Many experienced sellers tell you to withhold feedback until someone posts feedback for you. I disagree. I always post feedback as soon as payment is made. And my feedback score is still excellent after 8 years.
I often use Reserve Price Auctions. Most experts tell you not to do this, but I run a highly profitable eBay business and it works for me.
I could list many more examples –but I think you get the point.
Selling on eBay is one of those topics that there are as many opinions as there are sellers. The late President Franklin Roosevelt agreed with me. He once noted “There are as many opinions as there are experts.”
In general eBay gives out very good how-to-sell information, but they recommend a lot of things that I, and other sellers, disagree with. So does that mean eBay is incorrect? Of course not. eBay is speaking from their point of view.
Without rambling on about this much more –the point I am trying to make is that just because a piece of advice seems to conflict with someone else’s, that doesn’t necessarily mean it is bad advice. It could be of course –so how do you know.
One answer is to try it out for yourself. If short auction descriptions are not working for you –then try longer ones. If you are spending too much money hosting multiple photos, they try using just one and see if your sales are affected. If your eBay store sales are slow, you may not need to spend the money on a featured store, you could try other ways to promote your store listings –including off of eBay. And so on.
I would love to tell you that I am right 100% of the time but that wouldn’t be true. I do like to think I am right most of the time –and my readers seem to agree because they keep coming back. No one is perfect. I would be as rich as Donald Trump if I had $1000 for every mistake I have made.
So when it comes to advice about selling on eBay, my opinion on this subject is that you should consider all reasonable opinions then research and/or test the ideas yourself.
The other thing you should do is consider who is giving you the advice. What are their qualifications and experience?
Karen and I have been selling on eBay for over 8 years and still sell on eBay every day. In fact eBay is responsible for about 1/2 of my income. Other experts that I work with like Lynn Dralle, Jennie Hunt, Jim Cockrum, Tim Knox, James Jones, Mike Enos and others, are all people who can do, and do do, what they teach and write about. Yes, we do profit sharing our knowledge with others but there is nothing wrong with that as long as you are delivering good value for the money.
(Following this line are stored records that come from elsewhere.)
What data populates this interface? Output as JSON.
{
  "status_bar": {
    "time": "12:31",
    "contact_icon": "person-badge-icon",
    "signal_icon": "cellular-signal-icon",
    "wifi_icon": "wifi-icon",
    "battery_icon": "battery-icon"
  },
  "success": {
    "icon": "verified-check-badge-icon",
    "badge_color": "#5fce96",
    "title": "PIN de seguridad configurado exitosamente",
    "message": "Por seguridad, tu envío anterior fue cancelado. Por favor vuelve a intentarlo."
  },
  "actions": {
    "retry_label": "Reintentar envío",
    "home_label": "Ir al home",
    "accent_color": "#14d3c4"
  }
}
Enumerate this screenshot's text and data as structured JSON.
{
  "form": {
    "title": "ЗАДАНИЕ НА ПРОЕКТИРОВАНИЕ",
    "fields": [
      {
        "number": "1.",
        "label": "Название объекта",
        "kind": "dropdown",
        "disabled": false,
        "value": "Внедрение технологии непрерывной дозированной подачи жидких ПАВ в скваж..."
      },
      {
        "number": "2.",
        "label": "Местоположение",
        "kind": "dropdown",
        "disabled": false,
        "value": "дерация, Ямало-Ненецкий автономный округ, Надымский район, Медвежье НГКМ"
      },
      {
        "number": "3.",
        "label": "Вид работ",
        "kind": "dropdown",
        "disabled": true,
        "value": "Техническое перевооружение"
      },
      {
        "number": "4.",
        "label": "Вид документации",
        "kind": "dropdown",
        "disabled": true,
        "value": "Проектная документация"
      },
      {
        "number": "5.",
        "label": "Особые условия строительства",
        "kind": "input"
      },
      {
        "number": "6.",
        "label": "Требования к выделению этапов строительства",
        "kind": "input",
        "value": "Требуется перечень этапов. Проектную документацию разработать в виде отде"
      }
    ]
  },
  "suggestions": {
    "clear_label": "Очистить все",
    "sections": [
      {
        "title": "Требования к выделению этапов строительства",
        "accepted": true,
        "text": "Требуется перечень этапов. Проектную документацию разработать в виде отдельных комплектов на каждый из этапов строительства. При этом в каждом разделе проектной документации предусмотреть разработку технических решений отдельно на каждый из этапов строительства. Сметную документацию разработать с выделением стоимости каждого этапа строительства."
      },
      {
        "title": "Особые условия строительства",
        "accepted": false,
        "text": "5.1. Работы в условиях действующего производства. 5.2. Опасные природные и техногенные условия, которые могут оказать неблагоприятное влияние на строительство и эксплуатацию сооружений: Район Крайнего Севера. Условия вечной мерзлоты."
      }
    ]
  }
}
I have read blogs and websites by many others about selling on eBay, and the internet, who have little or no current experience actually selling. Mostly these inexperienced people just write, grouse and critizise. They usually have little of value to contribute. Often these are people who make money selling something else, who write stuff about others to generate hits to their own site to make money for themselves –rarely do they care if they are accurate or not. So one thing you should always do is research and consider the source.
As for attacking and criticizing the opinions of others, I have better things to do with my time.
Item Number 2:
Do you sell toys and would you like to get in on the Holiday Toy sales boom on eBay?
Jennie Hunt, the publisher of My Toy Guide and herself a successful toy seller on eBay, is probably the leading expert when it comes to the hot Christmas toy season.. Every year she produces an annual Holiday Toy Guide.
You won’t want to miss out… Toys are one of the absolute hottest items on eBay during the Holiday Season
You don’t have to have access to large quantities from a discount warehouse or wholesaler to make good money selling toys on eBay! Although buying inventory from these sources can be a good way to make good profits…
Discover the hottest selling toys that competitors hope you never find out about. Jennie even shows you how you can pay retail price on toys during the holiday selling season and still sell them at a nice profit.
If you are not ready or sure you want to take this leap, Jennie is offering a very nice free mini-course on selling toys on eBay.